(Beginning of EXCERPTED DATA)

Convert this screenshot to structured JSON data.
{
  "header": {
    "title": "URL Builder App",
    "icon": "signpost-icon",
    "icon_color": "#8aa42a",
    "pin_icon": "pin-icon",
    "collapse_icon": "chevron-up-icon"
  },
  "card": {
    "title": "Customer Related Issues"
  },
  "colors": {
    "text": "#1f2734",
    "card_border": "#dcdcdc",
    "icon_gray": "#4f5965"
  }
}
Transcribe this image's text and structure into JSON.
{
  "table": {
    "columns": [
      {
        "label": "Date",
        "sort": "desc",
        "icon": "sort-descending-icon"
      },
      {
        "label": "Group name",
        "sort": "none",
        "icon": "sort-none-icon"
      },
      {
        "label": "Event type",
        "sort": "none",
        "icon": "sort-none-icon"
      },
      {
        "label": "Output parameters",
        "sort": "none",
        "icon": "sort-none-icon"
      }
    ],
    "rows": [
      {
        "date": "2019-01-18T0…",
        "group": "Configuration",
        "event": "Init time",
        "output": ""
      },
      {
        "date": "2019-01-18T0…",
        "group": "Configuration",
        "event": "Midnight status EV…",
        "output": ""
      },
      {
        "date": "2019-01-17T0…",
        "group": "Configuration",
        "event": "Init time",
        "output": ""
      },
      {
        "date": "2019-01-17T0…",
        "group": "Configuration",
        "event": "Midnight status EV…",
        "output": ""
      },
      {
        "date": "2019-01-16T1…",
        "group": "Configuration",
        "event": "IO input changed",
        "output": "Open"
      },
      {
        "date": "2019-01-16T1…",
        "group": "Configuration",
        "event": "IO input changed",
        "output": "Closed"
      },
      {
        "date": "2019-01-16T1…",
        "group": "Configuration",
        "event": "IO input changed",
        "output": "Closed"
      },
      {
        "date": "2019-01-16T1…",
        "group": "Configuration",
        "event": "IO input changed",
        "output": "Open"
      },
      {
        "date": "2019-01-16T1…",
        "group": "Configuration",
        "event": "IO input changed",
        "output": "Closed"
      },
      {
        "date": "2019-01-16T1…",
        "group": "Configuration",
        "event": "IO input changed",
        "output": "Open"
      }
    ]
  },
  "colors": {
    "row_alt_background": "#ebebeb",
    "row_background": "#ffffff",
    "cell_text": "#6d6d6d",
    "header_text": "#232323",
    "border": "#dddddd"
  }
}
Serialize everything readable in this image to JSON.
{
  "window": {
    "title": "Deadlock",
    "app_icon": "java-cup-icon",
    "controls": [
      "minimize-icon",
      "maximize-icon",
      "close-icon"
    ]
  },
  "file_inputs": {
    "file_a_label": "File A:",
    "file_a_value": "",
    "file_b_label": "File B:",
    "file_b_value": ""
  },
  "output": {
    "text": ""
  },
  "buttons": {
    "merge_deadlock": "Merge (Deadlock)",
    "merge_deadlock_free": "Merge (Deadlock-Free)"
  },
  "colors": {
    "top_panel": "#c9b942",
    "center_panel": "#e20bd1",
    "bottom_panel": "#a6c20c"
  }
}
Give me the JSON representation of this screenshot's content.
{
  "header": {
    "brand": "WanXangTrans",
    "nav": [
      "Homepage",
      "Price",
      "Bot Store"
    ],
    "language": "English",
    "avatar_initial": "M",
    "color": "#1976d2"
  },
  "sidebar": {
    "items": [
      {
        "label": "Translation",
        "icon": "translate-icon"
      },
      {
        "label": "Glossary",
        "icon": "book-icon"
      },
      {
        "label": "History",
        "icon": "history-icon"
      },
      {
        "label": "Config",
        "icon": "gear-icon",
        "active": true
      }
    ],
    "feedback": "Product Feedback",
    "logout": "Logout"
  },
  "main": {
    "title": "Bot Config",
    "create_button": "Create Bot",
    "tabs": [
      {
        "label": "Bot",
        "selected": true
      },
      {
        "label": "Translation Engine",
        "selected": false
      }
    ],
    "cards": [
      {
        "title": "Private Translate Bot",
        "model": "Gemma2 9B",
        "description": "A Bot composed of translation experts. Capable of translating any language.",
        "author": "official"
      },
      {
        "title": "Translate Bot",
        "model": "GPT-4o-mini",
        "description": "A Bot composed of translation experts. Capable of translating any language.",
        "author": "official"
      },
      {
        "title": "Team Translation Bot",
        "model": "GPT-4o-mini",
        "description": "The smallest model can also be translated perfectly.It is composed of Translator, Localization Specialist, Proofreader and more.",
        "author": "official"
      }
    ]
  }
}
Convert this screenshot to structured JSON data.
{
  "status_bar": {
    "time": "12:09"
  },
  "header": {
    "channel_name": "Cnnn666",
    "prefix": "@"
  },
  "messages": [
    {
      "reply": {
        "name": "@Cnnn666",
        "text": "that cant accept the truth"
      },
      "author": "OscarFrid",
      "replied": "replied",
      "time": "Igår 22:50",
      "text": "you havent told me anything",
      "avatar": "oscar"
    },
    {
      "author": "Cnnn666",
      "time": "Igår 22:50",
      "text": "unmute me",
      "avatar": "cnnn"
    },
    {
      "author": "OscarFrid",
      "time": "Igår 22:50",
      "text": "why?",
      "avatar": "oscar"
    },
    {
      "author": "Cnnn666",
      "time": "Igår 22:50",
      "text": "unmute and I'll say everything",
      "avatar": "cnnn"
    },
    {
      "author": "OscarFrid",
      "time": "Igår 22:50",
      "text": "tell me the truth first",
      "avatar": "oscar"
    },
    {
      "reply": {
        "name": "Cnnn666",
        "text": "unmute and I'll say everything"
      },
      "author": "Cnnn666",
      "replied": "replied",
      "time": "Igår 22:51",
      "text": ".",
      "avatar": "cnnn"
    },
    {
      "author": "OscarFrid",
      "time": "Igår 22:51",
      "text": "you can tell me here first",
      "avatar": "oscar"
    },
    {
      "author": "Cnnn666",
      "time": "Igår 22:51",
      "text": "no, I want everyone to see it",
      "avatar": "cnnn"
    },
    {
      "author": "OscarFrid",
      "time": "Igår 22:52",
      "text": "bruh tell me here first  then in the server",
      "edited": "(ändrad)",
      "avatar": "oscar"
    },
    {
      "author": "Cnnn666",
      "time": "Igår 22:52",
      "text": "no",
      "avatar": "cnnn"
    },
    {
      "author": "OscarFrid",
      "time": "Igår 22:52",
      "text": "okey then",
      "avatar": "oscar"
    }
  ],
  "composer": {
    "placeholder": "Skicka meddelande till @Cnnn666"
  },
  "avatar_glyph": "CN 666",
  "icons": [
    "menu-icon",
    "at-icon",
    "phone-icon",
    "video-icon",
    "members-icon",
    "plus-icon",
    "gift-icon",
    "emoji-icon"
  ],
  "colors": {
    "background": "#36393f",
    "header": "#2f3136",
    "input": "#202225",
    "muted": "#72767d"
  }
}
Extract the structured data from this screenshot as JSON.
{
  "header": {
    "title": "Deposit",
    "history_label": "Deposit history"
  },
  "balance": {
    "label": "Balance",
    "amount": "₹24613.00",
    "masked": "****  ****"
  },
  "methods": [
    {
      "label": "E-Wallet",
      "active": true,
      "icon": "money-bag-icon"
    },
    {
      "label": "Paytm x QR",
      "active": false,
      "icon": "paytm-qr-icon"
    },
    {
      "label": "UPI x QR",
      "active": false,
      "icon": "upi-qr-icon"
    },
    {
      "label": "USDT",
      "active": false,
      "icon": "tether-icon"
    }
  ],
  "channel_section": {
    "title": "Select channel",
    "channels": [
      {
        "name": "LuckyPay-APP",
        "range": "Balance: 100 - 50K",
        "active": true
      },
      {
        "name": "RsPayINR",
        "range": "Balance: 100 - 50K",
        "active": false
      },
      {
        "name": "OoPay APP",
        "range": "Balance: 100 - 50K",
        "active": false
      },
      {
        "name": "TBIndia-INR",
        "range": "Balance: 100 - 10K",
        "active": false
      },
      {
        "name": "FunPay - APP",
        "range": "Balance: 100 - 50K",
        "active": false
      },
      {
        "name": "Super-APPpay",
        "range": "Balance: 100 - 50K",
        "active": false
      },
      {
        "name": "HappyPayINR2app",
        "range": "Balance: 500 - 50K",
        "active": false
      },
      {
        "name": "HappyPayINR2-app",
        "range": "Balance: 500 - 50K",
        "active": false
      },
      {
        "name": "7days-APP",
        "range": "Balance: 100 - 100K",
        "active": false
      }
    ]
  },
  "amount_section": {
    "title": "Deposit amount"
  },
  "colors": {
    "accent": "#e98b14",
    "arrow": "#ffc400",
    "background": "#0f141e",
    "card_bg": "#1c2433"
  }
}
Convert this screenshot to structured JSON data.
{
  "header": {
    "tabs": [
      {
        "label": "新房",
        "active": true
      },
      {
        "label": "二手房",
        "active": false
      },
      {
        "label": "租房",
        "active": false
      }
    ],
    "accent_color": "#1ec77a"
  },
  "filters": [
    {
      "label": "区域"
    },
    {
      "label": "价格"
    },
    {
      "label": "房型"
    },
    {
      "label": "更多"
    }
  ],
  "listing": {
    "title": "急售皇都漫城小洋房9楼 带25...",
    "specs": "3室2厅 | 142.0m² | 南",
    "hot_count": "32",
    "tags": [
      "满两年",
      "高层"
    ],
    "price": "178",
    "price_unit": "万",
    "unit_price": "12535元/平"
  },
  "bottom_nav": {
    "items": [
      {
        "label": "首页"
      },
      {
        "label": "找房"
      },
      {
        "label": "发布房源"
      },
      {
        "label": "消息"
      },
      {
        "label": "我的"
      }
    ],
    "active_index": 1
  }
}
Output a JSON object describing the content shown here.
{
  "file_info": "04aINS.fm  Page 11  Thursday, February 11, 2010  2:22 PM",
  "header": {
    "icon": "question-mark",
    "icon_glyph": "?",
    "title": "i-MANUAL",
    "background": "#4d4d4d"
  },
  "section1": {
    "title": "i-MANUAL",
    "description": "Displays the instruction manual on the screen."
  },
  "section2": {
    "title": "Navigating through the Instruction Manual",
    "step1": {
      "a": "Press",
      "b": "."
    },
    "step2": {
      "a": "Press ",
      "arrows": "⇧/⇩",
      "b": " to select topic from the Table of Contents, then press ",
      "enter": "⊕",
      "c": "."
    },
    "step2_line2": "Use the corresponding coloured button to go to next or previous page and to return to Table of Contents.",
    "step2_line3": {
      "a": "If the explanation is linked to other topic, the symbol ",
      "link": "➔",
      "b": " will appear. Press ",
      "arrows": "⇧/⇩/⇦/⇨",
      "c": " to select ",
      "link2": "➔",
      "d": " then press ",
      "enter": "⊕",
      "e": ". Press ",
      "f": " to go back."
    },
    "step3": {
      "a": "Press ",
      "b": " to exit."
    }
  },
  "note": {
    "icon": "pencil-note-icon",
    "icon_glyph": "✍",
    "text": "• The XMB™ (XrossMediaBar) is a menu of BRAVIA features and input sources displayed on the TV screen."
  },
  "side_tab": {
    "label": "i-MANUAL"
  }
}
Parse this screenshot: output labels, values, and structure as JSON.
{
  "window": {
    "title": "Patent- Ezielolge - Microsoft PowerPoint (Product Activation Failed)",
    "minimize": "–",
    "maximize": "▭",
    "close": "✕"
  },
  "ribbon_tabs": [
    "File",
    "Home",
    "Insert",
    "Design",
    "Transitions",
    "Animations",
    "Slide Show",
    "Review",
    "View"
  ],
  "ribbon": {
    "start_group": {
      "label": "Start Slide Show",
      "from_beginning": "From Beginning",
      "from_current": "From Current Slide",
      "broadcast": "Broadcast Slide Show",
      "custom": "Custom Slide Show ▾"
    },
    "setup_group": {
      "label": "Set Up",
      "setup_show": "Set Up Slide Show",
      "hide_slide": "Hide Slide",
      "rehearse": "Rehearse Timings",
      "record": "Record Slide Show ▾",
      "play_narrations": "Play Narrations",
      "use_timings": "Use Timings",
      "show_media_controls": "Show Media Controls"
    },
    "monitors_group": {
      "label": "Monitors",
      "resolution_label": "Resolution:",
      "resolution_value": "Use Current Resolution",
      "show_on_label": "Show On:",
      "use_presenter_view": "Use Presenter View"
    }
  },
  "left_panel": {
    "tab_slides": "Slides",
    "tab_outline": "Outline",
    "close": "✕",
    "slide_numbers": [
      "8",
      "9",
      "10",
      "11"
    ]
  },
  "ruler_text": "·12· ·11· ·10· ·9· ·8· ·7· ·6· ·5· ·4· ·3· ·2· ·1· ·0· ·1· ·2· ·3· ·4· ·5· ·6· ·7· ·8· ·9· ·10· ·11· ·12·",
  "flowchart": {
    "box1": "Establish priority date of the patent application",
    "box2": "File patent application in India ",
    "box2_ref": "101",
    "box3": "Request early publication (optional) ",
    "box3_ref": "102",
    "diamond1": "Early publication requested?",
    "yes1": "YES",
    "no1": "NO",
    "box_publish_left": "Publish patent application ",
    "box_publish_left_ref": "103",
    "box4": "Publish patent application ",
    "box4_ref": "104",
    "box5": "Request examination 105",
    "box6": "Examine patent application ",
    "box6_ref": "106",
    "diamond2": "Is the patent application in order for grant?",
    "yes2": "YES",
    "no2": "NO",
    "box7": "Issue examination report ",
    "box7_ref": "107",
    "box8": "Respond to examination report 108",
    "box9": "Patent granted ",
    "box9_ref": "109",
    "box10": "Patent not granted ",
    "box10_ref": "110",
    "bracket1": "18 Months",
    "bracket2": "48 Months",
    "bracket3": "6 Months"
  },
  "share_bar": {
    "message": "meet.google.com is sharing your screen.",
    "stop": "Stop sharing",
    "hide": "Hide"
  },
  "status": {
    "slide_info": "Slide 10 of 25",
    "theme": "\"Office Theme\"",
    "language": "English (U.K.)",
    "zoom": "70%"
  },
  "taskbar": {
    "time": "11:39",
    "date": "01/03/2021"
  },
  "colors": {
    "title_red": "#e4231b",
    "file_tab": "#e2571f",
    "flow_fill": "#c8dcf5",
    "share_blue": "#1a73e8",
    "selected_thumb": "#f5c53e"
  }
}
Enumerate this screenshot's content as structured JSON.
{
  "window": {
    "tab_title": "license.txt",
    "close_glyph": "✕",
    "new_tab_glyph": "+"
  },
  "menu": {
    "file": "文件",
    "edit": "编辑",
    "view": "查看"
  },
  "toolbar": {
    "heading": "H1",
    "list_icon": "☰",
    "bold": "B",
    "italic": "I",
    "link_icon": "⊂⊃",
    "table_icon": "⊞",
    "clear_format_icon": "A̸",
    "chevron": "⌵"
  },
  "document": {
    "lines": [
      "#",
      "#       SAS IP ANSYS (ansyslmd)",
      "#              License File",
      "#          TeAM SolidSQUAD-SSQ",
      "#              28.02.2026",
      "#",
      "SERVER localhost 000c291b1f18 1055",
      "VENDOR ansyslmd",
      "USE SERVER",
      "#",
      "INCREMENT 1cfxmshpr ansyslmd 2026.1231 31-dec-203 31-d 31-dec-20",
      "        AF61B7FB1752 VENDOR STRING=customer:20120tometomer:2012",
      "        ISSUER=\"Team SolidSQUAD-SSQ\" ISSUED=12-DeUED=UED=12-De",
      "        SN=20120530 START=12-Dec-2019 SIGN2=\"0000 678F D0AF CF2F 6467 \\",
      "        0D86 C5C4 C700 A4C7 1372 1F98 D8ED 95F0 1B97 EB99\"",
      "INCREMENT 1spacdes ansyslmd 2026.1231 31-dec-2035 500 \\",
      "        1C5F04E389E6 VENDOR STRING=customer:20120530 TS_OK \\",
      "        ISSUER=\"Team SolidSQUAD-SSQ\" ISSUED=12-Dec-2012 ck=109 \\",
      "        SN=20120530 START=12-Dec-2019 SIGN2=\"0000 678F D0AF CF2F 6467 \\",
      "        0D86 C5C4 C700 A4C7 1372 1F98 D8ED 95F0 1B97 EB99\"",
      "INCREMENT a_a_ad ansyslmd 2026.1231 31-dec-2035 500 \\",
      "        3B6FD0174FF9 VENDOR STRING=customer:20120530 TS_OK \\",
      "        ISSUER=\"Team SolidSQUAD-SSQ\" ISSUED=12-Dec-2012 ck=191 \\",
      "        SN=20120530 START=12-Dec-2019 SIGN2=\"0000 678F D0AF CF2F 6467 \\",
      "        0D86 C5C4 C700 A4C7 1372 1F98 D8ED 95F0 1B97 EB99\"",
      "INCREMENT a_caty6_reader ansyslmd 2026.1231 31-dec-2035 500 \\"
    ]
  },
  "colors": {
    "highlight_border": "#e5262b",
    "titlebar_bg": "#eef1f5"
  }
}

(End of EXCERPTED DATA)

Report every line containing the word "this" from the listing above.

**EXERCISE SOLUTION:**
Convert this screenshot to structured JSON data.
Transcribe this image's text and structure into JSON.
Serialize everything readable in this image to JSON.
Give me the JSON representation of this screenshot's content.
Convert this screenshot to structured JSON data.
Extract the structured data from this screenshot as JSON.
Convert this screenshot to structured JSON data.
Parse this screenshot: output labels, values, and structure as JSON.
Enumerate this screenshot's content as structured JSON.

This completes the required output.